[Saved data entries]

[Start of Attachment]

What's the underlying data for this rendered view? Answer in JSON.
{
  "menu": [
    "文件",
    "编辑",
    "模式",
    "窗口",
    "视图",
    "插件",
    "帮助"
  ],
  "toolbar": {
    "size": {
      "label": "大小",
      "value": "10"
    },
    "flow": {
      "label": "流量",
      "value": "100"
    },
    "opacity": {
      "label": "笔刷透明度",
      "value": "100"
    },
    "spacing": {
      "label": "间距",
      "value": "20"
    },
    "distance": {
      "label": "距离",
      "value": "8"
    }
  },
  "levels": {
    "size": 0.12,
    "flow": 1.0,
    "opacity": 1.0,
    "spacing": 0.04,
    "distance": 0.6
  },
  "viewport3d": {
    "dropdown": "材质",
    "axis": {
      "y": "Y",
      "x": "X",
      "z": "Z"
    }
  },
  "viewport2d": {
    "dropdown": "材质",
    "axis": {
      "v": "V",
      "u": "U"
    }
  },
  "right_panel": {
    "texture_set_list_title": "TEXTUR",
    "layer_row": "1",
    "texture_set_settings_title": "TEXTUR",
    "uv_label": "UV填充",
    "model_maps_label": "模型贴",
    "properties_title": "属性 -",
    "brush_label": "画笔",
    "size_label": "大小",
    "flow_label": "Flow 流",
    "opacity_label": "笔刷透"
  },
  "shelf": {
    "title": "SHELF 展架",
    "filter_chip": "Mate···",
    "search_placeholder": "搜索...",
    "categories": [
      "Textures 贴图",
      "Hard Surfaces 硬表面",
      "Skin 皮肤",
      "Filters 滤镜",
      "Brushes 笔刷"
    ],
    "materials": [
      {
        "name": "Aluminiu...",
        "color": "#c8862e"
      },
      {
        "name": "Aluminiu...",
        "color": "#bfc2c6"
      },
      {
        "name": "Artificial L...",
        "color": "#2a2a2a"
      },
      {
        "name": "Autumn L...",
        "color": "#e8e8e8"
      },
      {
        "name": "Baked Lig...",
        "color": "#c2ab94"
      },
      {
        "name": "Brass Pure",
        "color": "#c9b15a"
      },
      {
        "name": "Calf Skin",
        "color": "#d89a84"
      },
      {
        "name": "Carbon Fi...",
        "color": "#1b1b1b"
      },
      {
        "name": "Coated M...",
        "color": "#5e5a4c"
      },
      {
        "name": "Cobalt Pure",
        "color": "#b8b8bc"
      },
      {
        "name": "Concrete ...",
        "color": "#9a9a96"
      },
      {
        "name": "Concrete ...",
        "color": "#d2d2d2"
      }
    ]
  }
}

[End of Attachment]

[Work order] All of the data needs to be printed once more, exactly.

[Written answer]
What's the underlying data for this rendered view? Answer in JSON.
{
  "menu": [
    "文件",
    "编辑",
    "模式",
    "窗口",
    "视图",
    "插件",
    "帮助"
  ],
  "toolbar": {
    "size": {
      "label": "大小",
      "value": "10"
    },
    "flow": {
      "label": "流量",
      "value": "100"
    },
    "opacity": {
      "label": "笔刷透明度",
      "value": "100"
    },
    "spacing": {
      "label": "间距",
      "value": "20"
    },
    "distance": {
      "label": "距离",
      "value": "8"
    }
  },
  "levels": {
    "size": 0.12,
    "flow": 1.0,
    "opacity": 1.0,
    "spacing": 0.04,
    "distance": 0.6
  },
  "viewport3d": {
    "dropdown": "材质",
    "axis": {
      "y": "Y",
      "x": "X",
      "z": "Z"
    }
  },
  "viewport2d": {
    "dropdown": "材质",
    "axis": {
      "v": "V",
      "u": "U"
    }
  },
  "right_panel": {
    "texture_set_list_title": "TEXTUR",
    "layer_row": "1",
    "texture_set_settings_title": "TEXTUR",
    "uv_label": "UV填充",
    "model_maps_label": "模型贴",
    "properties_title": "属性 -",
    "brush_label": "画笔",
    "size_label": "大小",
    "flow_label": "Flow 流",
    "opacity_label": "笔刷透"
  },
  "shelf": {
    "title": "SHELF 展架",
    "filter_chip": "Mate···",
    "search_placeholder": "搜索...",
    "categories": [
      "Textures 贴图",
      "Hard Surfaces 硬表面",
      "Skin 皮肤",
      "Filters 滤镜",
      "Brushes 笔刷"
    ],
    "materials": [
      {
        "name": "Aluminiu...",
        "color": "#c8862e"
      },
      {
        "name": "Aluminiu...",
        "color": "#bfc2c6"
      },
      {
        "name": "Artificial L...",
        "color": "#2a2a2a"
      },
      {
        "name": "Autumn L...",
        "color": "#e8e8e8"
      },
      {
        "name": "Baked Lig...",
        "color": "#c2ab94"
      },
      {
        "name": "Brass Pure",
        "color": "#c9b15a"
      },
      {
        "name": "Calf Skin",
        "color": "#d89a84"
      },
      {
        "name": "Carbon Fi...",
        "color": "#1b1b1b"
      },
      {
        "name": "Coated M...",
        "color": "#5e5a4c"
      },
      {
        "name": "Cobalt Pure",
        "color": "#b8b8bc"
      },
      {
        "name": "Concrete ...",
        "color": "#9a9a96"
      },
      {
        "name": "Concrete ...",
        "color": "#d2d2d2"
      }
    ]
  }
}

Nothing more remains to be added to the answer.